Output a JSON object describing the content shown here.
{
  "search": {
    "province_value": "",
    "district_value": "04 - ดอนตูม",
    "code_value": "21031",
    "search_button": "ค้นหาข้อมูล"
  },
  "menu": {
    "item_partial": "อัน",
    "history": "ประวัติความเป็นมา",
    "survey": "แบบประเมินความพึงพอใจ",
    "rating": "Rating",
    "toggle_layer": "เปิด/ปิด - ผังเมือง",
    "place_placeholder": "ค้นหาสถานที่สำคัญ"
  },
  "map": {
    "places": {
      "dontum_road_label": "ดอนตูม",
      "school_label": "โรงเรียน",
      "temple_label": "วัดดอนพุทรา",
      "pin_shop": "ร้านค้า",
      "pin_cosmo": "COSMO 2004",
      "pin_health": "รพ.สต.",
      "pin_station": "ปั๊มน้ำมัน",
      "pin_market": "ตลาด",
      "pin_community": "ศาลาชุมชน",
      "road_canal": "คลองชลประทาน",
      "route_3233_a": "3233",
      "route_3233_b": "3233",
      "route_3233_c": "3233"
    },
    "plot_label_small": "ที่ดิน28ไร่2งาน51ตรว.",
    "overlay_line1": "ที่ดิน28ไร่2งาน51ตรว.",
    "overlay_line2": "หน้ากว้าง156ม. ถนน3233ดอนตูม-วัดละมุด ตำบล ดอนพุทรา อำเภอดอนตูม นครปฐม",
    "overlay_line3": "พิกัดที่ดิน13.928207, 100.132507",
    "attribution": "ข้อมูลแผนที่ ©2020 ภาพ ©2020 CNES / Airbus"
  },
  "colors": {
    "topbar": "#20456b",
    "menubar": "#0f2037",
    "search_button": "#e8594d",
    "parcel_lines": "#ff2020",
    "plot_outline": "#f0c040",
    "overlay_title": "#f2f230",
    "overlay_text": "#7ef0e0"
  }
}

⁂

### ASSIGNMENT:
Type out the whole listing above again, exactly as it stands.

### RESULT BELOW:
Output a JSON object describing the content shown here.
{
  "search": {
    "province_value": "",
    "district_value": "04 - ดอนตูม",
    "code_value": "21031",
    "search_button": "ค้นหาข้อมูล"
  },
  "menu": {
    "item_partial": "อัน",
    "history": "ประวัติความเป็นมา",
    "survey": "แบบประเมินความพึงพอใจ",
    "rating": "Rating",
    "toggle_layer": "เปิด/ปิด - ผังเมือง",
    "place_placeholder": "ค้นหาสถานที่สำคัญ"
  },
  "map": {
    "places": {
      "dontum_road_label": "ดอนตูม",
      "school_label": "โรงเรียน",
      "temple_label": "วัดดอนพุทรา",
      "pin_shop": "ร้านค้า",
      "pin_cosmo": "COSMO 2004",
      "pin_health": "รพ.สต.",
      "pin_station": "ปั๊มน้ำมัน",
      "pin_market": "ตลาด",
      "pin_community": "ศาลาชุมชน",
      "road_canal": "คลองชลประทาน",
      "route_3233_a": "3233",
      "route_3233_b": "3233",
      "route_3233_c": "3233"
    },
    "plot_label_small": "ที่ดิน28ไร่2งาน51ตรว.",
    "overlay_line1": "ที่ดิน28ไร่2งาน51ตรว.",
    "overlay_line2": "หน้ากว้าง156ม. ถนน3233ดอนตูม-วัดละมุด ตำบล ดอนพุทรา อำเภอดอนตูม นครปฐม",
    "overlay_line3": "พิกัดที่ดิน13.928207, 100.132507",
    "attribution": "ข้อมูลแผนที่ ©2020 ภาพ ©2020 CNES / Airbus"
  },
  "colors": {
    "topbar": "#20456b",
    "menubar": "#0f2037",
    "search_button": "#e8594d",
    "parcel_lines": "#ff2020",
    "plot_outline": "#f0c040",
    "overlay_title": "#f2f230",
    "overlay_text": "#7ef0e0"
  }
}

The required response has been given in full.